§ **Your instructions**: Look through the data and write out every line with the word "Валидације" in it.

Interface dataset entries
- - -

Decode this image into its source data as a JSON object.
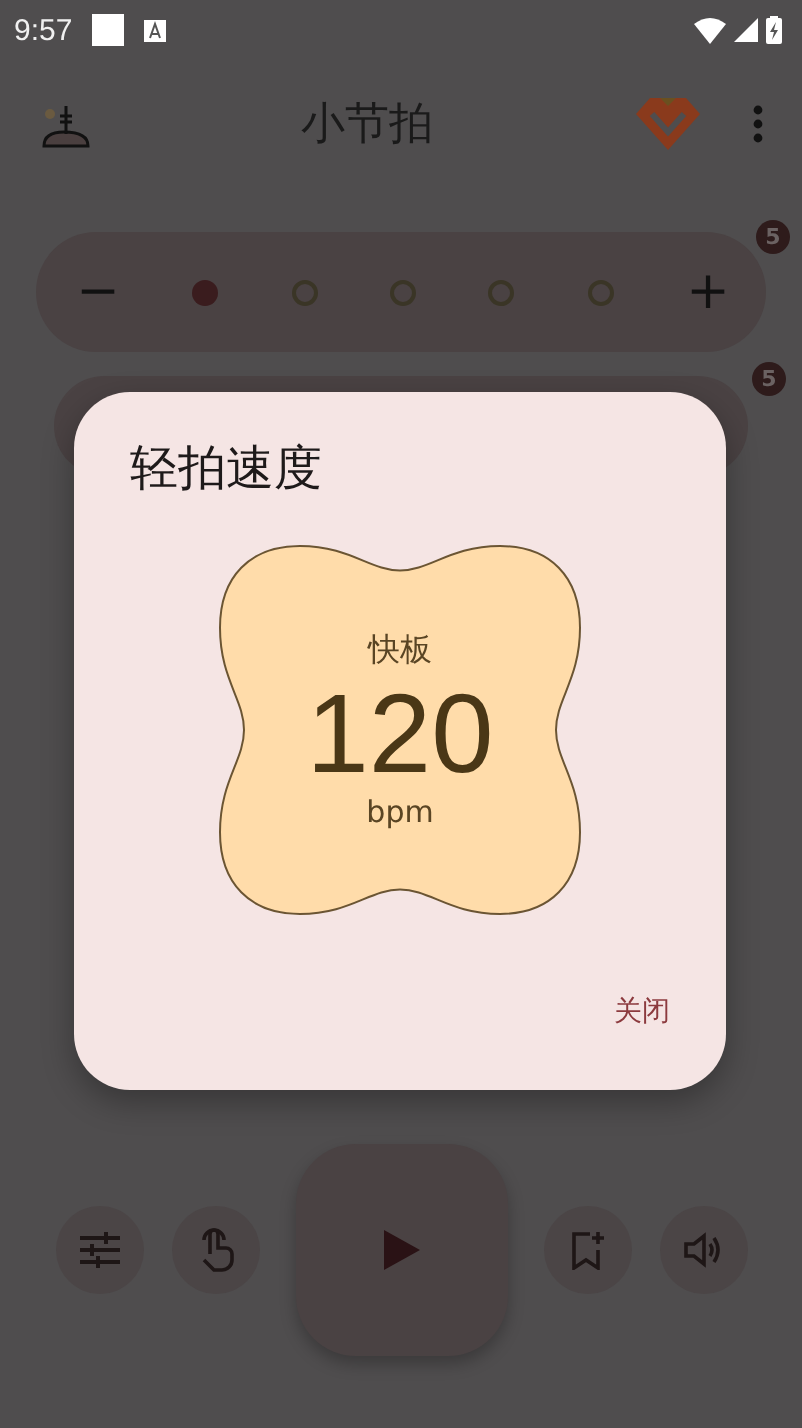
{
  "status_bar": {
    "time": "9:57"
  },
  "app_bar": {
    "title": "小节拍"
  },
  "beat_row": {
    "badge": "5",
    "minus": "−",
    "plus": "+",
    "beats": [
      {
        "accented": true
      },
      {
        "accented": false
      },
      {
        "accented": false
      },
      {
        "accented": false
      },
      {
        "accented": false
      }
    ]
  },
  "second_row": {
    "badge": "5"
  },
  "dialog": {
    "title": "轻拍速度",
    "tempo_name": "快板",
    "bpm": "120",
    "unit": "bpm",
    "close_button": "关闭"
  }
}
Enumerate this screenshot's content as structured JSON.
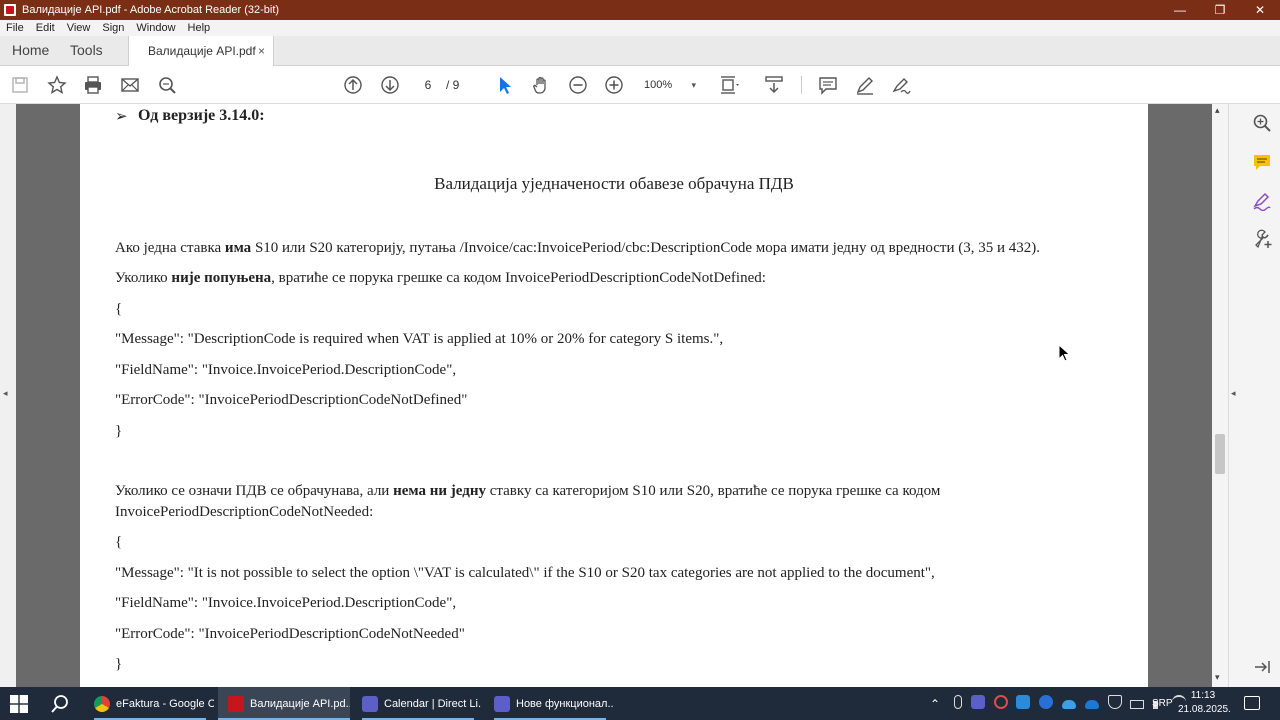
{
  "window": {
    "title": "Валидације API.pdf - Adobe Acrobat Reader (32-bit)",
    "controls": {
      "minimize": "—",
      "maximize": "❐",
      "close": "✕"
    }
  },
  "menu": [
    "File",
    "Edit",
    "View",
    "Sign",
    "Window",
    "Help"
  ],
  "tabs": {
    "home": "Home",
    "tools": "Tools",
    "document": "Валидације API.pdf",
    "close": "×"
  },
  "toolbar": {
    "page_current": "6",
    "page_total": "/ 9",
    "zoom": "100%",
    "zoom_caret": "▾",
    "icons": [
      "save-icon",
      "bookmark-star-icon",
      "print-icon",
      "email-icon",
      "search-icon",
      "page-up-icon",
      "page-down-icon",
      "select-cursor-icon",
      "hand-tool-icon",
      "zoom-out-icon",
      "zoom-in-icon",
      "page-fit-icon",
      "scroll-mode-icon",
      "comment-icon",
      "highlight-icon",
      "sign-icon"
    ]
  },
  "document": {
    "heading_bullet": "➢",
    "heading": "Од верзије 3.14.0:",
    "center_title": "Валидација уједначености обавезе обрачуна ПДВ",
    "p1": {
      "a": "Ако једна ставка ",
      "b": "има",
      "c": " S10 или S20 категорију, путања /Invoice/cac:InvoicePeriod/cbc:DescriptionCode мора имати једну од вредности (3, 35 и 432)."
    },
    "p2": {
      "a": "Уколико ",
      "b": "није попуњена",
      "c": ", вратиће се порука грешке са кодом InvoicePeriodDescriptionCodeNotDefined:"
    },
    "json1": {
      "open": "{",
      "message": " \"Message\": \"DescriptionCode is required when VAT is applied at 10% or 20% for category S items.\",",
      "field": " \"FieldName\": \"Invoice.InvoicePeriod.DescriptionCode\",",
      "error": " \"ErrorCode\": \"InvoicePeriodDescriptionCodeNotDefined\"",
      "close": "}"
    },
    "p3": {
      "a": "Уколико се означи ПДВ се обрачунава, али ",
      "b": "нема ни једну",
      "c": " ставку са категоријом S10 или S20, вратиће се порука грешке са кодом",
      "d": "InvoicePeriodDescriptionCodeNotNeeded:"
    },
    "json2": {
      "open": "{",
      "message": "\"Message\": \"It is not possible to select the option \\\"VAT is calculated\\\" if the S10 or S20 tax categories are not applied to the document\",",
      "field": "\"FieldName\": \"Invoice.InvoicePeriod.DescriptionCode\",",
      "error": "\"ErrorCode\": \"InvoicePeriodDescriptionCodeNotNeeded\"",
      "close": "}"
    }
  },
  "side_arrows": {
    "left": "◂",
    "right": "◂",
    "up": "▴",
    "down": "▾"
  },
  "right_panel_icons": [
    "zoom-search-icon",
    "comment-panel-icon",
    "fill-sign-icon",
    "more-tools-icon",
    "expand-panel-icon"
  ],
  "taskbar": {
    "apps": [
      {
        "label": "eFaktura - Google C...",
        "color": "#e8a33b"
      },
      {
        "label": "Валидације API.pd...",
        "color": "#c4161c"
      },
      {
        "label": "Calendar | Direct Li...",
        "color": "#5b5fc7"
      },
      {
        "label": "Нове функционал...",
        "color": "#5b5fc7"
      }
    ],
    "lang": "SRP",
    "time": "11:13",
    "date": "21.08.2025."
  },
  "colors": {
    "titlebar": "#7a2e16",
    "accent": "#1473e6",
    "taskbar": "#1f2a3a"
  }
}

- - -

§ **Expected answer**:
    "title": "Валидације API.pdf - Adobe Acrobat Reader (32-bit)",
    "document": "Валидације API.pdf",
        "label": "Валидације API.pd...",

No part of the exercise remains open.